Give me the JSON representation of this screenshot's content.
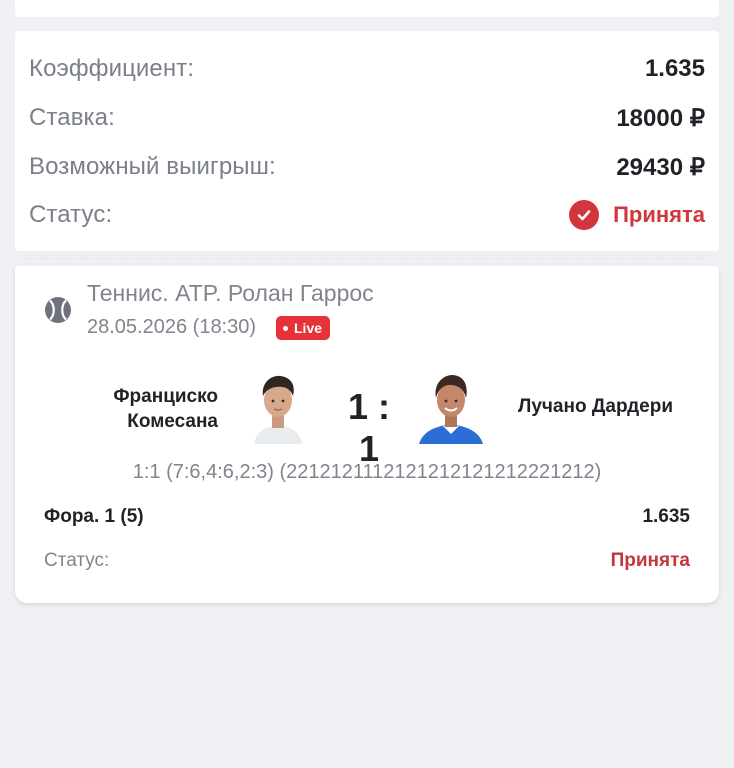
{
  "summary": {
    "coef_label": "Коэффициент:",
    "coef_value": "1.635",
    "stake_label": "Ставка:",
    "stake_value": "18000 ₽",
    "win_label": "Возможный выигрыш:",
    "win_value": "29430 ₽",
    "status_label": "Статус:",
    "status_value": "Принята",
    "status_icon": "check-circle-icon",
    "status_color": "#d1363f"
  },
  "event": {
    "sport_icon": "tennis-ball-icon",
    "league": "Теннис. ATP. Ролан Гаррос",
    "datetime": "28.05.2026 (18:30)",
    "live_badge": "Live",
    "player1_line1": "Франциско",
    "player1_line2": "Комесана",
    "player2": "Лучано Дардери",
    "score": "1 : 1",
    "score_detail": "1:1 (7:6,4:6,2:3) (2212121112121212121212221212)",
    "bet_name": "Фора. 1 (5)",
    "bet_coef": "1.635",
    "status_label": "Статус:",
    "status_value": "Принята"
  }
}
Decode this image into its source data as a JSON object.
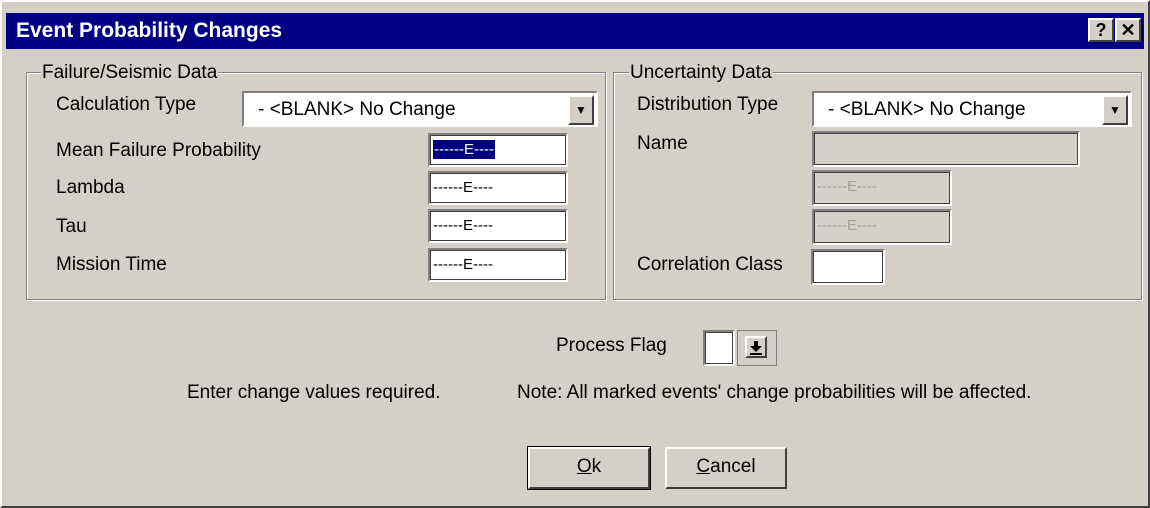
{
  "window": {
    "title": "Event Probability Changes",
    "help_glyph": "?",
    "close_glyph": "✕"
  },
  "failure_group": {
    "legend": "Failure/Seismic Data",
    "calculation_type_label": "Calculation Type",
    "calculation_type_value": "- <BLANK> No Change",
    "mean_failure_label": "Mean Failure Probability",
    "mean_failure_value": "------E----",
    "lambda_label": "Lambda",
    "lambda_value": "------E----",
    "tau_label": "Tau",
    "tau_value": "------E----",
    "mission_time_label": "Mission Time",
    "mission_time_value": "------E----"
  },
  "uncertainty_group": {
    "legend": "Uncertainty Data",
    "distribution_type_label": "Distribution Type",
    "distribution_type_value": "- <BLANK> No Change",
    "name_label": "Name",
    "name_value": "",
    "param1_value": "------E----",
    "param2_value": "------E----",
    "correlation_class_label": "Correlation Class",
    "correlation_class_value": ""
  },
  "process_flag": {
    "label": "Process Flag",
    "value": "",
    "dropdown_icon": "down-arrow-to-line-icon"
  },
  "messages": {
    "instruction": "Enter change values required.",
    "note": "Note: All marked events' change probabilities will be affected."
  },
  "buttons": {
    "ok_mnemonic": "O",
    "ok_rest": "k",
    "cancel_mnemonic": "C",
    "cancel_rest": "ancel"
  }
}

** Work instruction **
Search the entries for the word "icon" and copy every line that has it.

** Answer to the problem **
    "status_icon": "check-circle-icon",
    "sport_icon": "tennis-ball-icon",
    "dropdown_icon": "down-arrow-to-line-icon"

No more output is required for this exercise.